The team hired an Atlanta company to recreate missing pieces of century-old floor tile they uncovered. It hired a San Diego group that worked on the Henry Doorly Zoo & Aquarium’s Lied Jungle to recreate the cottonwood tree rising from the circular bar.
They tapped a Blackstone area photographer to shoot the Missouri River image that will be a mural behind the cottonwood tree.
Dwyer said the development team even dug up the original recipe for the Reuben sandwich that, as lore has it, was born in the fancy Fern Room of the Blackstone Hotel.
Despite all the thrills of the project, developers said they were bummed over losing the Blackstone Hotel name. They consulted lawyers, Dwyer said. “We looked at every angle.”

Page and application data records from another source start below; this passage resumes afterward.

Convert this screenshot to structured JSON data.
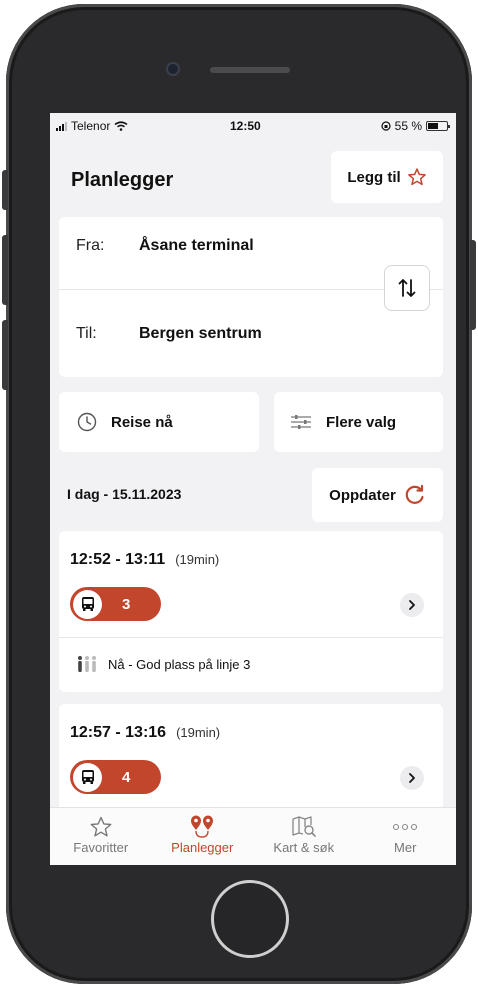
{
  "status_bar": {
    "carrier": "Telenor",
    "time": "12:50",
    "battery": "55 %"
  },
  "header": {
    "title": "Planlegger",
    "add_label": "Legg til"
  },
  "route": {
    "from_label": "Fra:",
    "from_value": "Åsane terminal",
    "to_label": "Til:",
    "to_value": "Bergen sentrum"
  },
  "options": {
    "travel_label": "Reise nå",
    "more_label": "Flere valg"
  },
  "results": {
    "date": "I dag - 15.11.2023",
    "refresh_label": "Oppdater",
    "trips": [
      {
        "time": "12:52 - 13:11",
        "duration": "(19min)",
        "line": "3",
        "crowd": "Nå - God plass på linje 3"
      },
      {
        "time": "12:57 - 13:16",
        "duration": "(19min)",
        "line": "4"
      }
    ]
  },
  "tabbar": {
    "items": [
      {
        "label": "Favoritter",
        "icon": "star-outline-icon"
      },
      {
        "label": "Planlegger",
        "icon": "route-pins-icon",
        "active": true
      },
      {
        "label": "Kart & søk",
        "icon": "map-search-icon"
      },
      {
        "label": "Mer",
        "icon": "more-dots-icon"
      }
    ]
  },
  "colors": {
    "accent": "#c2462c",
    "screen_bg": "#f2f2f4",
    "card_bg": "#ffffff"
  }
}
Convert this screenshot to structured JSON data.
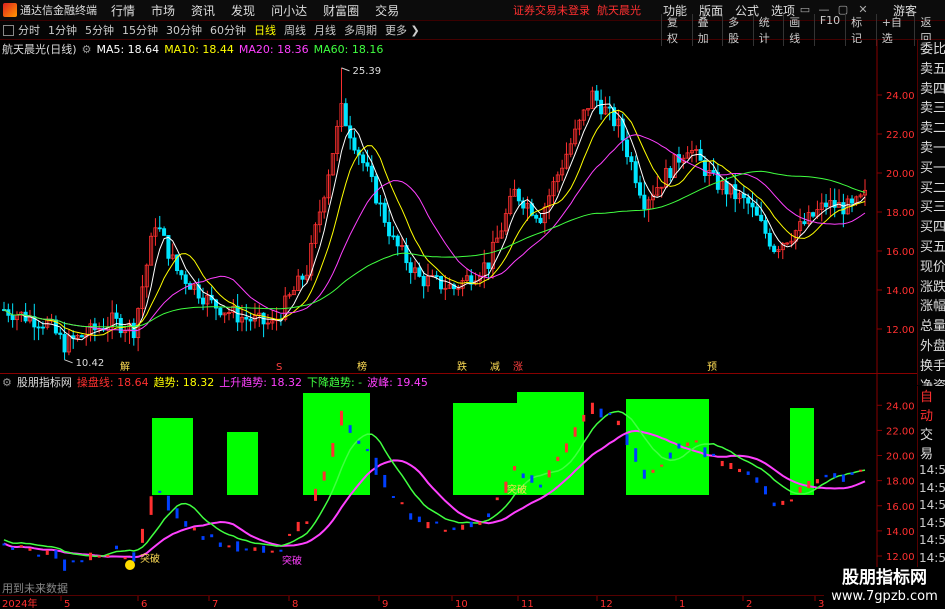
{
  "menubar": {
    "app_name": "通达信金融终端",
    "items": [
      "行情",
      "市场",
      "资讯",
      "发现",
      "问小达",
      "财富圈",
      "交易"
    ],
    "status_text": "证券交易未登录",
    "stock_name_title": "航天晨光",
    "right_items": [
      "功能",
      "版面",
      "公式",
      "选项"
    ],
    "guest": "游客"
  },
  "periodbar": {
    "periods": [
      "分时",
      "1分钟",
      "5分钟",
      "15分钟",
      "30分钟",
      "60分钟",
      "日线",
      "周线",
      "月线",
      "多周期",
      "更多"
    ],
    "active": "日线",
    "right_tools": [
      "复权",
      "叠加",
      "多股",
      "统计",
      "画线",
      "F10",
      "标记",
      "+自选",
      "返回"
    ]
  },
  "main_chart": {
    "title": "航天晨光(日线)",
    "ma_labels": [
      {
        "text": "MA5: 18.64",
        "color": "#ffffff"
      },
      {
        "text": "MA10: 18.44",
        "color": "#ffff00"
      },
      {
        "text": "MA20: 18.36",
        "color": "#ff40ff"
      },
      {
        "text": "MA60: 18.16",
        "color": "#40ff40"
      }
    ],
    "y_ticks": [
      "24.00",
      "22.00",
      "20.00",
      "18.00",
      "16.00",
      "14.00",
      "12.00"
    ],
    "high_label": "25.39",
    "low_label": "10.42",
    "event_tags": [
      "解",
      "S",
      "榜",
      "跌",
      "减",
      "涨",
      "预"
    ]
  },
  "indicator_chart": {
    "title": "股朋指标网",
    "labels": [
      {
        "text": "操盘线: 18.64",
        "color": "#ff3030"
      },
      {
        "text": "趋势: 18.32",
        "color": "#ffff00"
      },
      {
        "text": "上升趋势: 18.32",
        "color": "#ff40ff"
      },
      {
        "text": "下降趋势: -",
        "color": "#40ff40"
      },
      {
        "text": "波峰: 19.45",
        "color": "#ff40ff"
      }
    ],
    "y_ticks": [
      "24.00",
      "22.00",
      "20.00",
      "18.00",
      "16.00",
      "14.00",
      "12.00"
    ],
    "annotations": [
      "突破",
      "突破",
      "突破"
    ]
  },
  "right_panel": {
    "items": [
      "委比",
      "卖五",
      "卖四",
      "卖三",
      "卖二",
      "卖一",
      "买一",
      "买二",
      "买三",
      "买四",
      "买五",
      "现价",
      "涨跌",
      "涨幅",
      "总量",
      "外盘",
      "换手",
      "净资",
      "收益"
    ],
    "lower_title1": "自动",
    "lower_title2": "交易",
    "times": [
      "14:56",
      "14:56",
      "14:56",
      "14:56",
      "14:56",
      "14:56",
      "14:56",
      "14:56",
      "14:56"
    ]
  },
  "x_axis": {
    "labels": [
      "2024年",
      "5",
      "6",
      "7",
      "8",
      "9",
      "10",
      "11",
      "12",
      "1",
      "2",
      "3"
    ]
  },
  "footnote": "用到未来数据",
  "watermark": {
    "line1": "股朋指标网",
    "line2": "www.7gpzb.com"
  },
  "colors": {
    "up": "#ff3030",
    "down": "#00e5ff",
    "bg": "#000000",
    "box": "#00ff00"
  }
}
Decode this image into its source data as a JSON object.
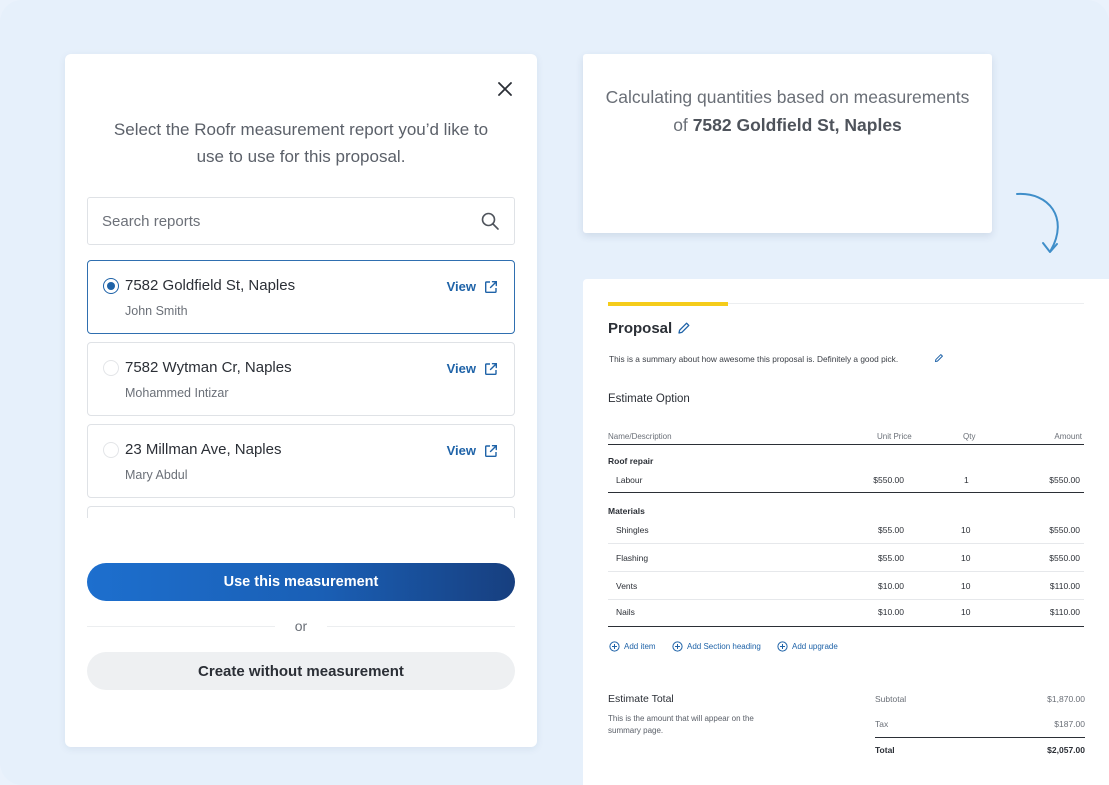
{
  "modal": {
    "title": "Select the Roofr measurement report you’d like to use to use for this proposal.",
    "search_placeholder": "Search reports",
    "reports": [
      {
        "address": "7582 Goldfield St, Naples",
        "owner": "John Smith",
        "view_label": "View",
        "selected": true
      },
      {
        "address": "7582 Wytman Cr, Naples",
        "owner": "Mohammed Intizar",
        "view_label": "View",
        "selected": false
      },
      {
        "address": "23 Millman Ave, Naples",
        "owner": "Mary Abdul",
        "view_label": "View",
        "selected": false
      }
    ],
    "primary_button": "Use this measurement",
    "or_label": "or",
    "secondary_button": "Create without measurement"
  },
  "calc": {
    "prefix": "Calculating quantities based on measurements",
    "of_label": "of",
    "address": "7582 Goldfield St, Naples"
  },
  "proposal": {
    "title": "Proposal",
    "summary": "This is a summary about how awesome this proposal is. Definitely a good pick.",
    "estimate_title": "Estimate Option",
    "columns": {
      "name": "Name/Description",
      "unit_price": "Unit Price",
      "qty": "Qty",
      "amount": "Amount"
    },
    "sections": [
      {
        "heading": "Roof repair",
        "rows": [
          {
            "name": "Labour",
            "unit_price": "$550.00",
            "qty": "1",
            "amount": "$550.00"
          }
        ]
      },
      {
        "heading": "Materials",
        "rows": [
          {
            "name": "Shingles",
            "unit_price": "$55.00",
            "qty": "10",
            "amount": "$550.00"
          },
          {
            "name": "Flashing",
            "unit_price": "$55.00",
            "qty": "10",
            "amount": "$550.00"
          },
          {
            "name": "Vents",
            "unit_price": "$10.00",
            "qty": "10",
            "amount": "$110.00"
          },
          {
            "name": "Nails",
            "unit_price": "$10.00",
            "qty": "10",
            "amount": "$110.00"
          }
        ]
      }
    ],
    "actions": {
      "add_item": "Add item",
      "add_section": "Add Section heading",
      "add_upgrade": "Add upgrade"
    },
    "total": {
      "title": "Estimate Total",
      "description": "This is the amount that will appear on the summary page.",
      "subtotal_label": "Subtotal",
      "subtotal": "$1,870.00",
      "tax_label": "Tax",
      "tax": "$187.00",
      "total_label": "Total",
      "total": "$2,057.00"
    }
  },
  "colors": {
    "accent": "#1f63a8",
    "highlight": "#f5cc1a",
    "background": "#e6f0fb"
  }
}
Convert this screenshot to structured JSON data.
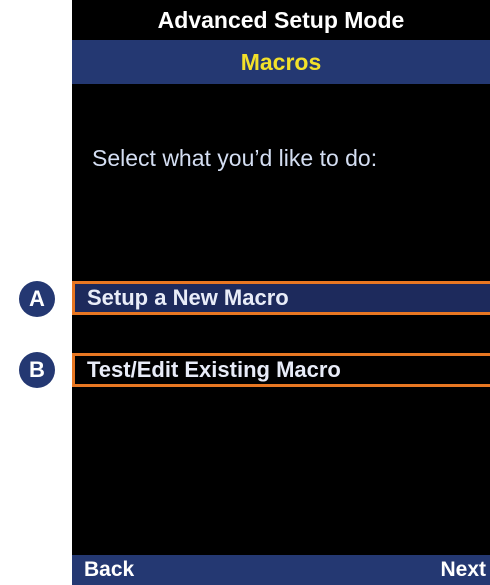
{
  "screen": {
    "title": "Advanced Setup Mode",
    "header": "Macros",
    "prompt": "Select what you’d like to do:"
  },
  "menu": {
    "items": [
      {
        "label": "Setup a New Macro",
        "badge": "A",
        "selected": true
      },
      {
        "label": "Test/Edit Existing Macro",
        "badge": "B",
        "selected": false
      }
    ]
  },
  "softkeys": {
    "left": "Back",
    "right": "Next"
  },
  "colors": {
    "header_bg": "#243872",
    "header_text": "#f2e02a",
    "highlight_border": "#e87722",
    "screen_bg": "#000000"
  }
}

Lund said their claim weakened when the hotel was repurposed decades ago into offices, then the Chicago group that rehabilitated its Blackstone Hotel beat them to the trademark.
Mary Bernstein of Omaha, granddaughter of former Blackstone owner Charles Schimmel, called the Cottonwood name a “brilliant” alternative.
She said some might pass by the property if it didn’t include a word that reminded them of the original hotel and its grandeur.
“I feel like they’ve captured that idea in a very subtle, lovely, yet dramatic way,” she said. “The Cottonwood Room was very much a part of the hotel.”
Lund and Dwyer said the development team has started to market the new identity. The Kimpton Cottonwood, to be managed by Pivot Hotels & Resorts, has a sales office at 3904 Farnam St. They said room rates, after the first couple of years, should average about $190 for a night’s stay. People already are calling to book weddings and events.
“This is a rebirth,” Lund said.